• [Activity]:
Word for word, copy all the data and drop the pictures.

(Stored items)
------
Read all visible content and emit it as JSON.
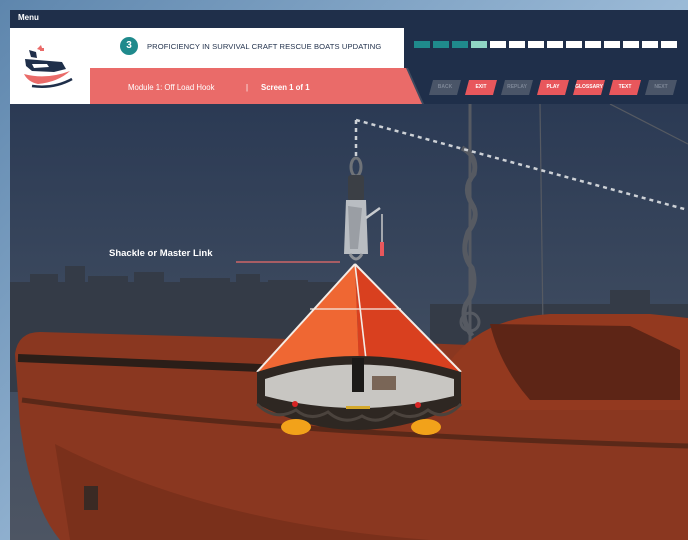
{
  "menu": {
    "label": "Menu"
  },
  "header": {
    "module_number": "3",
    "course_title": "PROFICIENCY IN SURVIVAL CRAFT RESCUE BOATS UPDATING",
    "module_label": "Module 1: Off Load Hook",
    "separator": "|",
    "screen_label": "Screen 1 of 1",
    "progress": {
      "total_segments": 14,
      "visited_segments": 3,
      "current_segment": 4
    }
  },
  "nav": {
    "buttons": [
      {
        "label": "BACK",
        "active": false
      },
      {
        "label": "EXIT",
        "active": true
      },
      {
        "label": "REPLAY",
        "active": false
      },
      {
        "label": "PLAY",
        "active": true
      },
      {
        "label": "GLOSSARY",
        "active": true
      },
      {
        "label": "TEXT",
        "active": true
      },
      {
        "label": "NEXT",
        "active": false
      }
    ]
  },
  "scene": {
    "callout_label": "Shackle or Master Link"
  },
  "colors": {
    "navy": "#1f2f4a",
    "coral": "#ea6b69",
    "teal": "#1f8a8c",
    "raft_orange": "#e9552b",
    "boat_orange": "#c14b24"
  }
}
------
• [Exercise answer]:
Read all visible content and emit it as JSON.
{
  "menu": {
    "label": "Menu"
  },
  "header": {
    "module_number": "3",
    "course_title": "PROFICIENCY IN SURVIVAL CRAFT RESCUE BOATS UPDATING",
    "module_label": "Module 1: Off Load Hook",
    "separator": "|",
    "screen_label": "Screen 1 of 1",
    "progress": {
      "total_segments": 14,
      "visited_segments": 3,
      "current_segment": 4
    }
  },
  "nav": {
    "buttons": [
      {
        "label": "BACK",
        "active": false
      },
      {
        "label": "EXIT",
        "active": true
      },
      {
        "label": "REPLAY",
        "active": false
      },
      {
        "label": "PLAY",
        "active": true
      },
      {
        "label": "GLOSSARY",
        "active": true
      },
      {
        "label": "TEXT",
        "active": true
      },
      {
        "label": "NEXT",
        "active": false
      }
    ]
  },
  "scene": {
    "callout_label": "Shackle or Master Link"
  },
  "colors": {
    "navy": "#1f2f4a",
    "coral": "#ea6b69",
    "teal": "#1f8a8c",
    "raft_orange": "#e9552b",
    "boat_orange": "#c14b24"
  }
}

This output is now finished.